Please copy out the lines in the entries that contain "this".

•••••

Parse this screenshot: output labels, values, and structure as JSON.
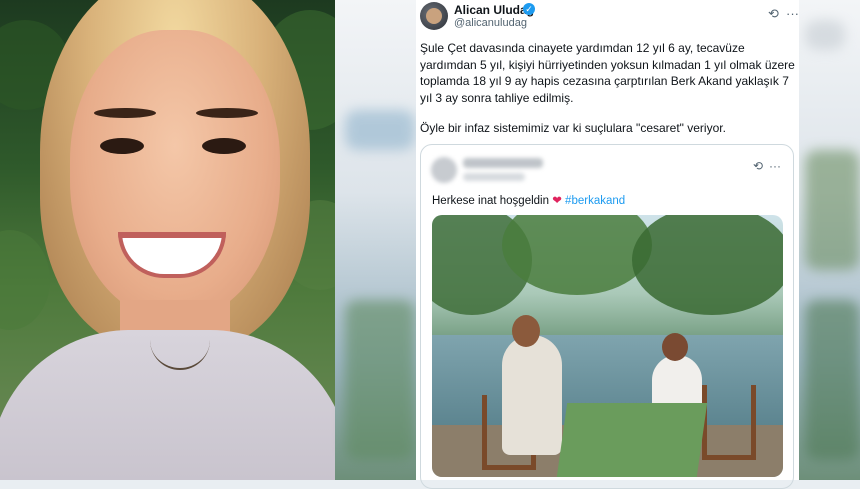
{
  "tweet": {
    "display_name": "Alican Uludağ",
    "handle": "@alicanuludag",
    "verified_mark": "✓",
    "paragraphs": [
      "Şule Çet davasında cinayete yardımdan 12 yıl 6 ay, tecavüze yardımdan 5 yıl, kişiyi hürriyetinden yoksun kılmadan 1 yıl olmak üzere toplamda 18 yıl 9 ay hapis cezasına çarptırılan Berk Akand yaklaşık 7 yıl 3 ay sonra tahliye edilmiş.",
      "Öyle bir infaz sistemimiz var ki suçlulara \"cesaret\" veriyor."
    ],
    "icons": [
      "grok-icon",
      "more-icon"
    ]
  },
  "quote": {
    "text_prefix": "Herkese inat hoşgeldin",
    "heart": "❤",
    "hashtag": "#berkakand",
    "icons": [
      "grok-icon",
      "more-icon"
    ]
  },
  "glyphs": {
    "grok": "⟲",
    "more": "···"
  }
}
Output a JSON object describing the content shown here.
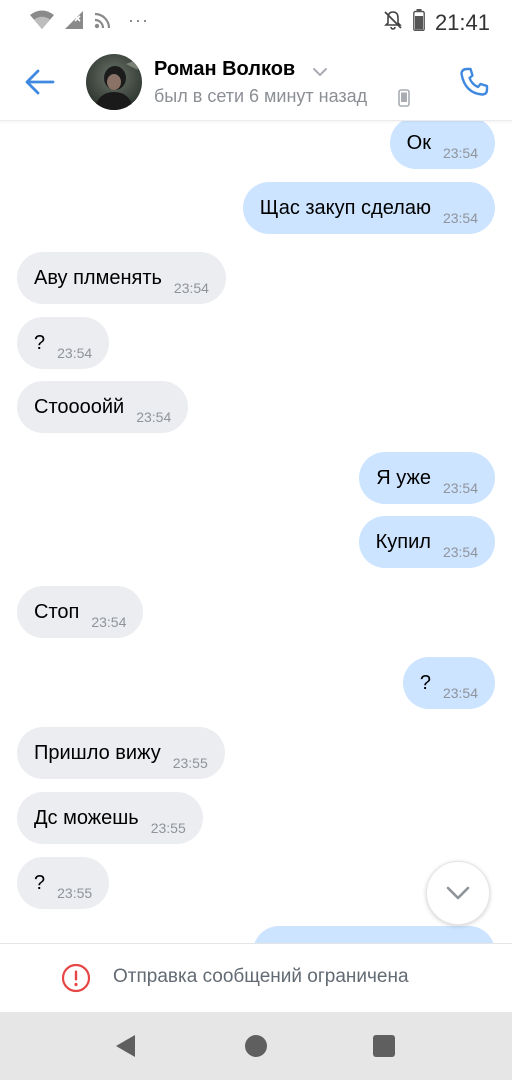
{
  "status_bar": {
    "time": "21:41",
    "dots": "···"
  },
  "header": {
    "name": "Роман Волков",
    "status": "был в сети 6 минут назад"
  },
  "messages": [
    {
      "dir": "out",
      "text": "Ок",
      "time": "23:54"
    },
    {
      "dir": "out",
      "text": "Щас закуп сделаю",
      "time": "23:54"
    },
    {
      "dir": "in",
      "text": "Аву плменять",
      "time": "23:54"
    },
    {
      "dir": "in",
      "text": "?",
      "time": "23:54"
    },
    {
      "dir": "in",
      "text": "Стоооойй",
      "time": "23:54"
    },
    {
      "dir": "out",
      "text": "Я уже",
      "time": "23:54"
    },
    {
      "dir": "out",
      "text": "Купил",
      "time": "23:54"
    },
    {
      "dir": "in",
      "text": "Стоп",
      "time": "23:54"
    },
    {
      "dir": "out",
      "text": "?",
      "time": "23:54"
    },
    {
      "dir": "in",
      "text": "Пришло вижу",
      "time": "23:55"
    },
    {
      "dir": "in",
      "text": "Дс можешь",
      "time": "23:55"
    },
    {
      "dir": "in",
      "text": "?",
      "time": "23:55"
    },
    {
      "dir": "out",
      "text": "",
      "time": ""
    }
  ],
  "footer": {
    "restriction_text": "Отправка сообщений ограничена"
  },
  "colors": {
    "accent": "#3f8ae0",
    "incoming_bubble": "#ebedf0",
    "outgoing_bubble": "#cce4ff",
    "warning": "#e64646"
  },
  "icons": {
    "back": "arrow-left-icon",
    "call": "phone-icon",
    "chevron": "chevron-down-icon",
    "device": "mobile-device-icon",
    "scroll": "chevron-down-icon",
    "restriction": "exclamation-circle-icon"
  }
}
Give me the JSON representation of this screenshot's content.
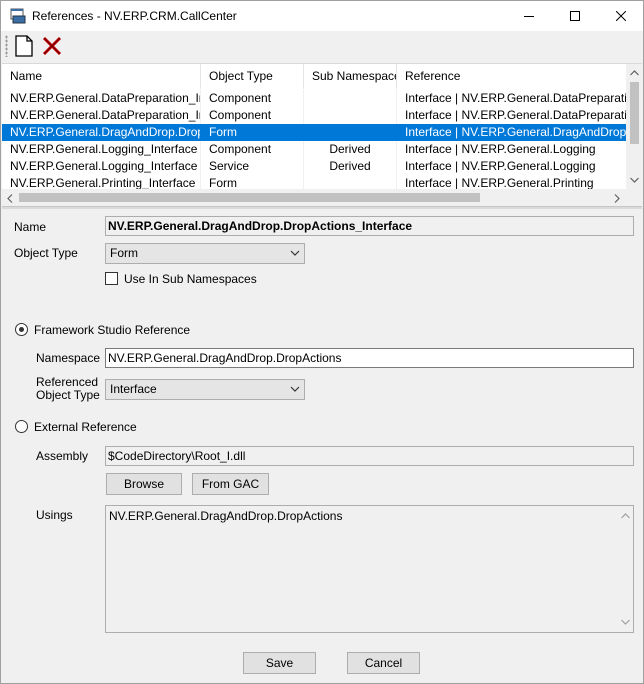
{
  "window": {
    "title": "References - NV.ERP.CRM.CallCenter",
    "icons": [
      "app-icon",
      "minimize-icon",
      "maximize-icon",
      "close-icon"
    ]
  },
  "toolbar": {
    "new_icon": "new-document-icon",
    "delete_icon": "delete-x-icon",
    "delete_color": "#c00000"
  },
  "grid": {
    "columns": [
      "Name",
      "Object Type",
      "Sub Namespace",
      "Reference"
    ],
    "rows": [
      {
        "name": "NV.ERP.General.DataPreparation_Int...",
        "type": "Component",
        "sub": "",
        "ref": "Interface | NV.ERP.General.DataPreparation"
      },
      {
        "name": "NV.ERP.General.DataPreparation_Int...",
        "type": "Component",
        "sub": "",
        "ref": "Interface | NV.ERP.General.DataPreparation"
      },
      {
        "name": "NV.ERP.General.DragAndDrop.DropA...",
        "type": "Form",
        "sub": "",
        "ref": "Interface | NV.ERP.General.DragAndDrop.Drop"
      },
      {
        "name": "NV.ERP.General.Logging_Interface",
        "type": "Component",
        "sub": "Derived",
        "ref": "Interface | NV.ERP.General.Logging"
      },
      {
        "name": "NV.ERP.General.Logging_Interface",
        "type": "Service",
        "sub": "Derived",
        "ref": "Interface | NV.ERP.General.Logging"
      },
      {
        "name": "NV.ERP.General.Printing_Interface",
        "type": "Form",
        "sub": "",
        "ref": "Interface | NV.ERP.General.Printing"
      }
    ],
    "selected_index": 2,
    "selection_color": "#0078d7"
  },
  "form": {
    "name_label": "Name",
    "name_value": "NV.ERP.General.DragAndDrop.DropActions_Interface",
    "object_type_label": "Object Type",
    "object_type_value": "Form",
    "use_sub_ns_label": "Use In Sub Namespaces",
    "framework_ref_label": "Framework Studio Reference",
    "namespace_label": "Namespace",
    "namespace_value": "NV.ERP.General.DragAndDrop.DropActions",
    "ref_obj_type_label_1": "Referenced",
    "ref_obj_type_label_2": "Object Type",
    "ref_obj_type_value": "Interface",
    "external_ref_label": "External Reference",
    "assembly_label": "Assembly",
    "assembly_value": "$CodeDirectory\\Root_I.dll",
    "browse_label": "Browse",
    "from_gac_label": "From GAC",
    "usings_label": "Usings",
    "usings_value": "NV.ERP.General.DragAndDrop.DropActions",
    "save_label": "Save",
    "cancel_label": "Cancel"
  }
}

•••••

- [OUTPUT OF THE EXERCISE]:
Parse this screenshot: output labels, values, and structure as JSON.
Give me the JSON representation of this screenshot's content.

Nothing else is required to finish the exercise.